The Institute won't allow retaliation to an employee for their use of this program. However, if an employee violates a rule or has performance issues after they have visited me and the supervisor either initiates disciplinary action or takes the next step of disciplinary action, this is not retaliation.
How much of what you do is knowing policy and procedure, and how much helping people talk through their issues?
I probably spend more time talking and interfacing with people. Sometimes I'll get an employee come in with concerns, we'll talk about it and then I'll present some options. There's a time when I may say, 'Maybe the problem is with you, and here's why.' I'll explain and take my time, so hopefully they'll understand. After that, sometimes they may become concerned, wondering who will know they were here. Even though we have no reprisals for coming here, people still may be concerned their supervisors will find out.
I let them know this is a confidential process. If this is something that only they need to resolve, no one's going to know about it. I have a motto for employees: I tell them, 'If I can't help you, I won't hurt you.'
The ombudsman program is so necessary for a campus this size. An office where people can go to a safe haven and say what they want to say.
There are only two areas where I am compelled to break confidence: If a person tells me that they are going to commit suicide or if they are going to hurt someone else. And I have had no cases of that.
If you know of abuse of the p-card, for example, is it still confidential?
Yes, it's still confidential. What I will do, though, is encourage the person to meet with Internal Auditing and I'll even go with them, just so they know it's the right thing to do. I have done this on several occasions.
Have you ever received any backlash from managers or administration?
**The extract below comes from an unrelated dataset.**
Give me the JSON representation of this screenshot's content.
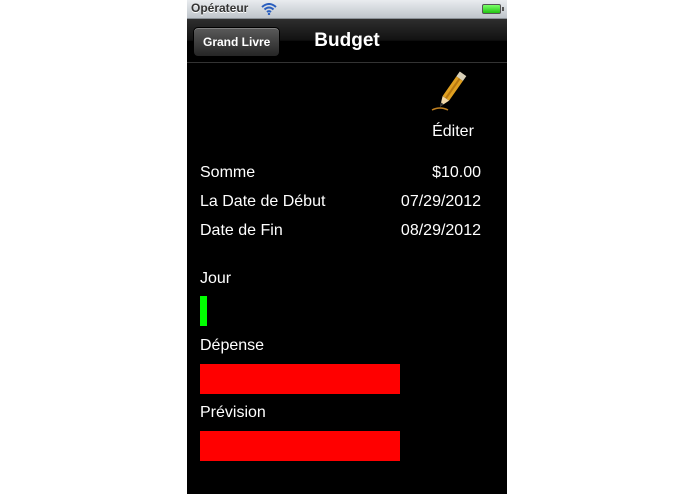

No. I have had a question or two where people have asked 'Why do people want to come to see you, but they won't talk with me?' My pat answer to them is 'Are you creating an atmosphere where folks feel freely to talk with you without any reprisal?' In this office, it's guaranteed.
I would hope that managers and supervisors realize the ombudsman's office is not an enemy. We're put into place, like Pearl Alexander and others are in place, to be the first lines of defense to protect the Institute from lawsuits or bad publicity. I tell them, 'You'd rather have a phone call from me than from an attorney or an investigator, right?'
Every day I come in here, I have to believe that the Georgia Institute of Technology, as an entity that has been in existence for more than 100 years, wants to do the right thing each and every time. Having said that, I realize some people within this Institute may want to cut a corner or act in an improper manner toward an employee. Those are the individuals I want to help.
What are the benefits of the reorganization, putting the ombuds offices under the Office of the President?
Well, for an ombuds program to be effective for all Institute constituencies, it must report to the highest office.
Roughly what is the percentage of employees vs. supervisors coming to you?
Probably 75 to 25 employees to supervisors.
The Georgia Institute of Technology is one of the world's premier research universities. Ranked seventh among U.S. News & World Report's top public universities and the eighth best engineering and information technology university in the world by Shanghai Jiao Tong University's Academic Ranking of World Universities, Georgia Tech’s more than 20,000 students are enrolled in its Colleges of Architecture, Computing, Engineering, Liberal Arts, Management and Sciences. Tech is among the nation's top producers of women and minority engineers. The Institute offers research opportunities to both undergraduate and graduate students and is home to more than 100 interdisciplinary units plus the Georgia Tech Research Institute.